October 20, 2013

Climate change will profoundly challenge the way human society has organized and planned. With its cross-sector and cross-scale yet highly uncertain impacts, climate change could hinder human progress for decades to come. The development and scientific communities have converged on the idea of enhancing resilience to address this pervasive but uncertain risk. Resilient systems are capable of absorbing a multitude of shocks and stresses; they may even become fundamentally altered; yet a resilient system's core services and sense of value will quickly return or be maintained through a crisis. Underpinnings for our use of resilience are commitments to justice, equality, and fairness. The Climate Resilience Framework (CRF) is a conceptual framework for assessing climate vulnerabilities and risk under conditions of uncertainty and to plan interventions that lead to enhanced resilience. With core elements of the CRF emerging from complex systems theory, resilience is seen as emerging from the interplay of agents, systems and institutions. Key to enhancing resilience is a shared understanding of the issues amongst a wide collection of stakeholders therefore requiring an open, inclusive learning process to identify specific measures and processes that can address the uncertainties of climate change through action and implementation. The CRF process is a collaborative planning process based on the core components of the resilience framework (systems, agents, institutions), and their characteristics. The resilience planning process includes three main activities: a vulnerability assessment, the development and implementation of interventions to build resilience, and an iterative shared learning approach to guide the whole process. In general terms, the approach outlined is an iterative cycle of reflection and action where innovation is key and where experimentation is prized.

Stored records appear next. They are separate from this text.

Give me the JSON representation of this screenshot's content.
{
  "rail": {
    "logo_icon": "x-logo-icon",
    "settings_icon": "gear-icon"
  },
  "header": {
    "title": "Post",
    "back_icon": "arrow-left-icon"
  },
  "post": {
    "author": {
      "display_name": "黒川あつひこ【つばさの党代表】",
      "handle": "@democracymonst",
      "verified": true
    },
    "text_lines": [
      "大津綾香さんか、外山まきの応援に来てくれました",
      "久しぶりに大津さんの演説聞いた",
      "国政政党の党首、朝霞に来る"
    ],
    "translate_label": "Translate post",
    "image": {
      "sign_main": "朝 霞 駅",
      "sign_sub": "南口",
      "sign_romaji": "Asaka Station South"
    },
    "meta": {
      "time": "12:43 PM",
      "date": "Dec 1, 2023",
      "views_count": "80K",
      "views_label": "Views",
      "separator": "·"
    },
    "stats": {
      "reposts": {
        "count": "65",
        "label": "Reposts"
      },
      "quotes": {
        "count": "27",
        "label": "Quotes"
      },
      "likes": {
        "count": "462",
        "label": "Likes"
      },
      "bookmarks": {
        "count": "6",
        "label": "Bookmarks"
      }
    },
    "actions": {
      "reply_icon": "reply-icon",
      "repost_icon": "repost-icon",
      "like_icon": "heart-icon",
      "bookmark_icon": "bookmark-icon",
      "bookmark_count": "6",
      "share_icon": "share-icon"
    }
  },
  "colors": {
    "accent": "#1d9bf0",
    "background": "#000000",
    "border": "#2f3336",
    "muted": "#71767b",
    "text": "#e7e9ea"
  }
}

The Fluid Mosaic: Water Governance in the Context of Variability, Uncertainty and Change, A Synthesis Paper

January 1, 2003

This report summarises five years of collaborative investigation by Indian and Nepali researchers on water management needs and options in Gujarat, Rajasthan, Tamil Nadu and parts of Nepal. The sections focus on the specific water management issues and challenges in case study areas. The core messages, however, relate to the fluid mosaic of water governance -- how society may be able to address the sharp edged, immediate constraints present at local levels and shaped by local conditions but ordered within a larger, changing, fluid and poorly understood picture.Field research in case study areas was conducted by Nepal Water Conservation Foundation (NWCF, Kathmandu, Nepal), the Madras Institute of Development Studies (MIDS, Chennai, Tamil Nadu), the Institute of Development Studies, Jaipur (IDS, Jaipur, Rajasthan) and the Vikram Sarabhai Centre for Development Interaction (VIKSAT, Ahmedabad, Gujarat). The Institute for Social and Environmental Transition (ISET, Boulder, Colorado) coordinated and supported the project.

Rethinking the Mosaic: Investigations into Local Water Management

January 1, 1999

This is the report of the first phase of the collaborative program on Local Supply and Conservation Responses to Water Scarcity supported by the International Development Research Centre (IDRC) and The Ford Foundation. The study investigated water management issues of four river basins: the Palar, the Sabarmati, and the Shekhawatiin Tamil Nadu, Gujarat, and Rajasthan respectively as well as the Tinau in Nepal that joins the West Rapti in Uttar Pradesh. Water management challenges in the Noyyal and the Bhavani basins of Tamil Nadu were also investigated.In the first three basins, water scarcity is an increasingly grim reality. The organizations and their principal investigators have extensive experience in analysing water management issues in scarcity situations. The fourth river basin was selected to capture the physical diversity of a Himalayan river and to analyse the water management concerns in an area of Nepal and India that is ostensibly rich in water resources but is beginning to confront a situation of stress.